Cece, a 33-year-old Microsoft worker in Washington state who spoke on situation of being recognized by simply her first identify, stated DACA paved the best way for her to work for the corporate as a safety and repair engineer. She moved to america together with her mom from Mexico when she was Four years previous and now has a 9-year-old son who’s a U.S. citizen.
When Trump introduced his plan to finish DACA, “I keep in mind feeling like my dream had ended,” she stated.
Faculties and universities together with the College of California system – which has round 1,700 “Dreamers” enrolled – additionally oppose Trump’s transfer.
“They’re working. They’re beginning households. They’re paying taxes. They’re contributing in each method,” Janet Napolitano, the president of the College of California system who served as U.S. homeland safety secretary below Obama when DACA was created, advised Information.
‘THIS LAWLESS PROGRAM’
Trump’s administration has argued that Obama exceeded his constitutional powers when he bypassed Congress to create DACA.
Trump’s supporters, together with 13 conservative states led by Texas, agreed. They argued that this system imposes prices on states by forcing them to supply providers for DACA recipients resembling healthcare, schooling and legislation enforcement.
“This case thus immediately implicates the states’ effort to result in an orderly finish to DACA and threatens to proceed the quite a few harms inflicted on the states by this lawless program,” legal professionals for the states wrote in courtroom papers.
As a result of decrease courts have dominated towards Trump, DACA stays in impact and other people already enrolled in this system can get renewable two-year work permits. The administration has refused to approve new functions.
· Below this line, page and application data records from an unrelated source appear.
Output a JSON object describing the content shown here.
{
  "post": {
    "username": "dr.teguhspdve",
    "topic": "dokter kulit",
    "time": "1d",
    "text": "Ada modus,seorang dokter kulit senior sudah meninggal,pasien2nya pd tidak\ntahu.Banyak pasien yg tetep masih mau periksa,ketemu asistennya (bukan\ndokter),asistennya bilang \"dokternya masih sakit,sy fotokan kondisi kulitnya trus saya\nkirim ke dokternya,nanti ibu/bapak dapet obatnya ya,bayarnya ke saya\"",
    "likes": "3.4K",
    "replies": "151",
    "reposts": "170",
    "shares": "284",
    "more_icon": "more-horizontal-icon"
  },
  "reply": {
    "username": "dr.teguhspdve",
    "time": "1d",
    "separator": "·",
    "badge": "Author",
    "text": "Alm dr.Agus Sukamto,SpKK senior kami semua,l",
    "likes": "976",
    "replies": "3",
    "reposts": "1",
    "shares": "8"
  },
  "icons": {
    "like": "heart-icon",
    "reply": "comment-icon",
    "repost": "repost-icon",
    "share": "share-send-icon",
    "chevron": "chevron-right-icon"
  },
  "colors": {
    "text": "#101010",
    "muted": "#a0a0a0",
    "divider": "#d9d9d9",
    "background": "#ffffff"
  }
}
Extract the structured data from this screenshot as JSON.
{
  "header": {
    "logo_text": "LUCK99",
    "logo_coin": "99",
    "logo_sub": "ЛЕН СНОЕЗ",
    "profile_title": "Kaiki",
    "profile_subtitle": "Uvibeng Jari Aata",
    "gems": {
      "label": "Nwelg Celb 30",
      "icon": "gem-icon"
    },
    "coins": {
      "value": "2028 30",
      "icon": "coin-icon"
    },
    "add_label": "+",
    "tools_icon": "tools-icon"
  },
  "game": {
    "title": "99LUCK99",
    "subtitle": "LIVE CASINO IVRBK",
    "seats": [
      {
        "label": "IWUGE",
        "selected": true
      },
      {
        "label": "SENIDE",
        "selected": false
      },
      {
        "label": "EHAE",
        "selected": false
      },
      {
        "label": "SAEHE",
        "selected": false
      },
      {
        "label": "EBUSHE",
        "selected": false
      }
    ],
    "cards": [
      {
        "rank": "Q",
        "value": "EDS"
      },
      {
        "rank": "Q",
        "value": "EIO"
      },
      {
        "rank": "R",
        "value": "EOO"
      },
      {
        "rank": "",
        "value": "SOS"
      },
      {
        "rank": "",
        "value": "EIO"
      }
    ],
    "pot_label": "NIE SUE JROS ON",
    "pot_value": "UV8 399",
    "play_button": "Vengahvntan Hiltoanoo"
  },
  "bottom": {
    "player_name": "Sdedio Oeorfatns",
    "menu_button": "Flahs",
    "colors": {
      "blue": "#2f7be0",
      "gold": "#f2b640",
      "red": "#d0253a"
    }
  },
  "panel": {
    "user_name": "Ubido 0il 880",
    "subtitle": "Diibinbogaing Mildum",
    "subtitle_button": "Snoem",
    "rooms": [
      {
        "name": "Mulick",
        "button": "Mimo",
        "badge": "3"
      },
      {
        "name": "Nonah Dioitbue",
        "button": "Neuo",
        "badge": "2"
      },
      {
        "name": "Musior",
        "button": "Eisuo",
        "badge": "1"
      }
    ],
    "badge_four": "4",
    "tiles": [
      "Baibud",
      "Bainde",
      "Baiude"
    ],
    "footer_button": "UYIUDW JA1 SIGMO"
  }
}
It stated it has issued greater than 473,000 renewals since January 2018.
Obama created DACA by govt motion after Congress didn’t move a bipartisan immigration coverage overhaul that will have offered a path to citizenship to younger immigrants introduced by their mother and father into the nation illegally as kids.
Obama and DACA advocates have stated the individuals protected by it had been raised and educated in america, grew up as People and sometimes know little about their nations of origin.
Trump has given combined messages concerning the younger immigrants protected by DACA. He stated in 2017 that “we love the Dreamers” however then moved to kill this system and has by no means proposed an in depth alternative.
If the courtroom guidelines in his favor, “the Republicans and Democrats may have a DEAL to allow them to keep in our Nation, in very quick order,” Trump stated in a Twitter put up on Oct. 9, with out explaining the character of such a deal.
The Democratic-led Home of Representatives this 12 months handed a invoice that will defend “Dreamers.” The Senate, managed by Trump’s fellow Republicans, has proven no signal of approving it.
Abarca will not be assured that Trump’s administration will finally defend individuals in her place.
“They’re saying they need to assist ‘Dreamers’ however on the similar time they’re saying you aren’t welcome,” Abarca stated. “It doesn’t make sense.”
Reporting by Lawrence Hurley; Further reporting by Mica Rosenberg; Modifying by Will Dunham